# [EXERCISE GOAL]
In your reply, repeat every entry exactly and skip over each picture.

-------- RECORDS

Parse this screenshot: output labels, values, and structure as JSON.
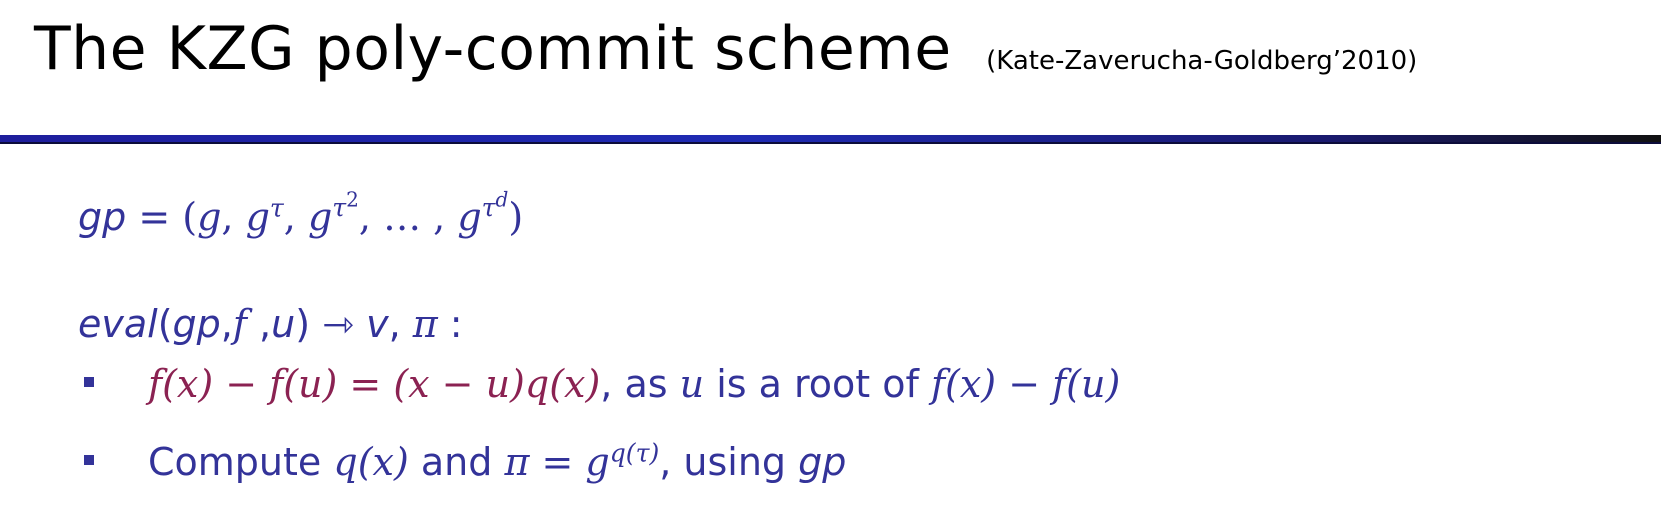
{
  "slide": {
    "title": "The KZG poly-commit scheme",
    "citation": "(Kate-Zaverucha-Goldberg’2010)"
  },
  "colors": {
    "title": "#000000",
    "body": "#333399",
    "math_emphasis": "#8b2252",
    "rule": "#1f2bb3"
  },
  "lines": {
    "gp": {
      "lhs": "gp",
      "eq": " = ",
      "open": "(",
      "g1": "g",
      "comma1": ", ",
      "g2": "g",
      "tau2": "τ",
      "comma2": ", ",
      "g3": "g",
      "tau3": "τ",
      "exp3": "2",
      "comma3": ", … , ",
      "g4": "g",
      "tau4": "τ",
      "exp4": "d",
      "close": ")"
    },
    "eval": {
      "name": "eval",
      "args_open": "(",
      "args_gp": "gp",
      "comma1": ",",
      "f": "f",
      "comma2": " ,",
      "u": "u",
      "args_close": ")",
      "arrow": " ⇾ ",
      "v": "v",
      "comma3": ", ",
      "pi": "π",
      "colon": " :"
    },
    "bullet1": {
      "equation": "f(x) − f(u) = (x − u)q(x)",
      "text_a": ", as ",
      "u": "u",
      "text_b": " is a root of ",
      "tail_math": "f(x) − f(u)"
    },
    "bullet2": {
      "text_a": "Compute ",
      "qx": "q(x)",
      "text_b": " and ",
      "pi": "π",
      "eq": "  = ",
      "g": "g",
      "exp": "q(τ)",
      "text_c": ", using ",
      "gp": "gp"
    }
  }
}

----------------

# [ANSWER BOX]
Parse this screenshot: output labels, values, and structure as JSON.
{
  "slide": {
    "title": "The KZG poly-commit scheme",
    "citation": "(Kate-Zaverucha-Goldberg’2010)"
  },
  "colors": {
    "title": "#000000",
    "body": "#333399",
    "math_emphasis": "#8b2252",
    "rule": "#1f2bb3"
  },
  "lines": {
    "gp": {
      "lhs": "gp",
      "eq": " = ",
      "open": "(",
      "g1": "g",
      "comma1": ", ",
      "g2": "g",
      "tau2": "τ",
      "comma2": ", ",
      "g3": "g",
      "tau3": "τ",
      "exp3": "2",
      "comma3": ", … , ",
      "g4": "g",
      "tau4": "τ",
      "exp4": "d",
      "close": ")"
    },
    "eval": {
      "name": "eval",
      "args_open": "(",
      "args_gp": "gp",
      "comma1": ",",
      "f": "f",
      "comma2": " ,",
      "u": "u",
      "args_close": ")",
      "arrow": " ⇾ ",
      "v": "v",
      "comma3": ", ",
      "pi": "π",
      "colon": " :"
    },
    "bullet1": {
      "equation": "f(x) − f(u) = (x − u)q(x)",
      "text_a": ", as ",
      "u": "u",
      "text_b": " is a root of ",
      "tail_math": "f(x) − f(u)"
    },
    "bullet2": {
      "text_a": "Compute ",
      "qx": "q(x)",
      "text_b": " and ",
      "pi": "π",
      "eq": "  = ",
      "g": "g",
      "exp": "q(τ)",
      "text_c": ", using ",
      "gp": "gp"
    }
  }
}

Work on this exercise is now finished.